Despite what the internet might have you believing, if you don’t watch Game of Thrones you’re actually in the huge majority. According to YouGov, only 18% of Americans have watched all 7 seasons of Game of Thrones. And yes, for us it feels like we just so happen to be following all 18% of those Americans on Instagram; our social media feeds have been eaten up and swallowed whole by Game of Thrones promotions and excitement for the eighth season.
In reality, the most viewed TV show in 2017 was not Game of Thrones (nor was Game of Thrones even in the top 10). Behind Saturday Night Football, the Big Bang Theory was the second most watched show, with NCIS at number 5 and America’s Got Talent at number 9. Even number 10, “Bull,” is a show that doesn’t seem to be promoted as heavily in the media.
So, if Game of Thrones isn’t the most captivating show in the entire world, how does news about season 8 seem to be in all places at all times? You guessed it! Great PR. I’m sure we’ve all fallen into the well-laid trap of great PR making you think an event or experience is captivating the attention of billions of individuals throughout the world.
However, that might not always be the case. Just because you’ve generated a ton of buzz with the right people doesn’t mean the majority knows about your news. Take notes, we believe Game of Thrones has yet to cross the line from hype to overhype.
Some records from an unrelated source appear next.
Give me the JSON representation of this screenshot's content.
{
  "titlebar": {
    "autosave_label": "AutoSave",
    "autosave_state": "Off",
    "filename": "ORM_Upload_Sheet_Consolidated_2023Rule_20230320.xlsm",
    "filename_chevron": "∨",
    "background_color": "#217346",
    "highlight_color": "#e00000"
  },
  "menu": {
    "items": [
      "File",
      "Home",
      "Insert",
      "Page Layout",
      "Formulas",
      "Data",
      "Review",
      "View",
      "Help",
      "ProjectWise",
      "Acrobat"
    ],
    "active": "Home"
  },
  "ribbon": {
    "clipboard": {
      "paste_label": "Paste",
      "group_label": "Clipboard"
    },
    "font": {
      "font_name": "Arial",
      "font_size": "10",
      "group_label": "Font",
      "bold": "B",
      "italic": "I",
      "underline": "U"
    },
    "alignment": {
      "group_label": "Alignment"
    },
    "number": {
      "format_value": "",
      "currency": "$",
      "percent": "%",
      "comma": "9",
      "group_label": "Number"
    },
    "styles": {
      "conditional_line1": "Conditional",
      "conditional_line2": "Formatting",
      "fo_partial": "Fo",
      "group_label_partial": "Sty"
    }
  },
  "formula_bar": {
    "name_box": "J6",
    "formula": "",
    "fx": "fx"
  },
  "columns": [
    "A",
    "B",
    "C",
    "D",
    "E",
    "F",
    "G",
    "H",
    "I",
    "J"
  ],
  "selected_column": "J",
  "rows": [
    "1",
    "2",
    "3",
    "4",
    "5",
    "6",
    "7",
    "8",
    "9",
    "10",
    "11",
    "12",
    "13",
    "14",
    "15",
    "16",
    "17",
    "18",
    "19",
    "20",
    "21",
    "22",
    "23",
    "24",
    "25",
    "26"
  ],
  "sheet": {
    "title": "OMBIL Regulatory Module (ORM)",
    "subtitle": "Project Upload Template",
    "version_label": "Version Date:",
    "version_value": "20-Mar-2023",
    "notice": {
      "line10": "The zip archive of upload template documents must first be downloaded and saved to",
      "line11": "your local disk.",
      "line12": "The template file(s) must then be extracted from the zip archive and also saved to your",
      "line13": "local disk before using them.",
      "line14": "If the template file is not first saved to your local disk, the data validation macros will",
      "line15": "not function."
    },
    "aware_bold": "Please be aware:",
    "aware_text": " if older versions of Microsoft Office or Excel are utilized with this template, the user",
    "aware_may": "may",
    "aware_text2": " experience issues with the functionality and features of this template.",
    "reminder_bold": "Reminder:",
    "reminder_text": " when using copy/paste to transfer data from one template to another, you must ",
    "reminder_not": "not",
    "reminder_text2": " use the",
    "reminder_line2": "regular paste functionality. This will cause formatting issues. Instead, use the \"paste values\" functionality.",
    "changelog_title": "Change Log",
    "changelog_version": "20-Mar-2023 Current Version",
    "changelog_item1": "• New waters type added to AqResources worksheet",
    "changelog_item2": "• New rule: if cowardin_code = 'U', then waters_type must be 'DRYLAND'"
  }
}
So bottom line is this: though the supernaturally medieval world of Game of Thrones has practically nothing in common with the world of public relations, it reminds us how well executed PR can make almost anything seem like everyone is losing their dang minds about it.
Also, how cool would the world of PR be if we had dragons?